__What this task involves__: Copy out every line of the data where the word "title" is found.
** Source material follows **
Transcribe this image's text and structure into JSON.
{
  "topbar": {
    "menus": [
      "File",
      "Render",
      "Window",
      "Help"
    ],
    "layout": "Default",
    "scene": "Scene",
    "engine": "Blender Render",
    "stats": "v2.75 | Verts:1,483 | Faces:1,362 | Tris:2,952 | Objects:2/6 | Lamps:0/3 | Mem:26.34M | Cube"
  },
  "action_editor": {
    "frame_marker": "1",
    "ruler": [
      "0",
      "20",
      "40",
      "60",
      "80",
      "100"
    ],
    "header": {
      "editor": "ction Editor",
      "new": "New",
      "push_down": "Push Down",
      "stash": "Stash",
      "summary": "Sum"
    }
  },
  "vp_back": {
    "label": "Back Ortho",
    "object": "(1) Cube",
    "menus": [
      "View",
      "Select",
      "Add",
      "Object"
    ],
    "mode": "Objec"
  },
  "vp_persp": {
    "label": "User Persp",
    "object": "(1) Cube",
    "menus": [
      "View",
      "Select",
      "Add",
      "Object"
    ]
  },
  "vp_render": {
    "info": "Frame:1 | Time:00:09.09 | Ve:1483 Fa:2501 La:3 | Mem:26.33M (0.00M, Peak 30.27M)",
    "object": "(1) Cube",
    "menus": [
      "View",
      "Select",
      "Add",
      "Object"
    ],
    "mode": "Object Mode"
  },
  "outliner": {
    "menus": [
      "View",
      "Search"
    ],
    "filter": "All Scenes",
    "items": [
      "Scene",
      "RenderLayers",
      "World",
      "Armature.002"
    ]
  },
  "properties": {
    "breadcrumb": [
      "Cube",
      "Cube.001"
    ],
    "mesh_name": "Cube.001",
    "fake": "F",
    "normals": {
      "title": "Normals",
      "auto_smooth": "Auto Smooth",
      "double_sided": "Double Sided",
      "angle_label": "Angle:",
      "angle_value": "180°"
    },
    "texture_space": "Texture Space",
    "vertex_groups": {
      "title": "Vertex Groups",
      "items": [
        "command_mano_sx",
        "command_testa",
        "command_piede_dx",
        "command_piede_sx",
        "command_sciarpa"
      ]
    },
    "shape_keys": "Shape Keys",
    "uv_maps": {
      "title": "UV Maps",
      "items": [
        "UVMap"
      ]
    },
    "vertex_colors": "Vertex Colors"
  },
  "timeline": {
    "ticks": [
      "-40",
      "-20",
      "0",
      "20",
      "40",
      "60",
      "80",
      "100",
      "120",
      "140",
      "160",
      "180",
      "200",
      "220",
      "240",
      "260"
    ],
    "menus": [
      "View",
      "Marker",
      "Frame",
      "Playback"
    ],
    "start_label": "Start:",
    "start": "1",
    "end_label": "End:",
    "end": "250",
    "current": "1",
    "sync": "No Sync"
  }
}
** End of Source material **
__Problem solution__:
      "title": "Normals",
      "title": "Vertex Groups",
      "title": "UV Maps",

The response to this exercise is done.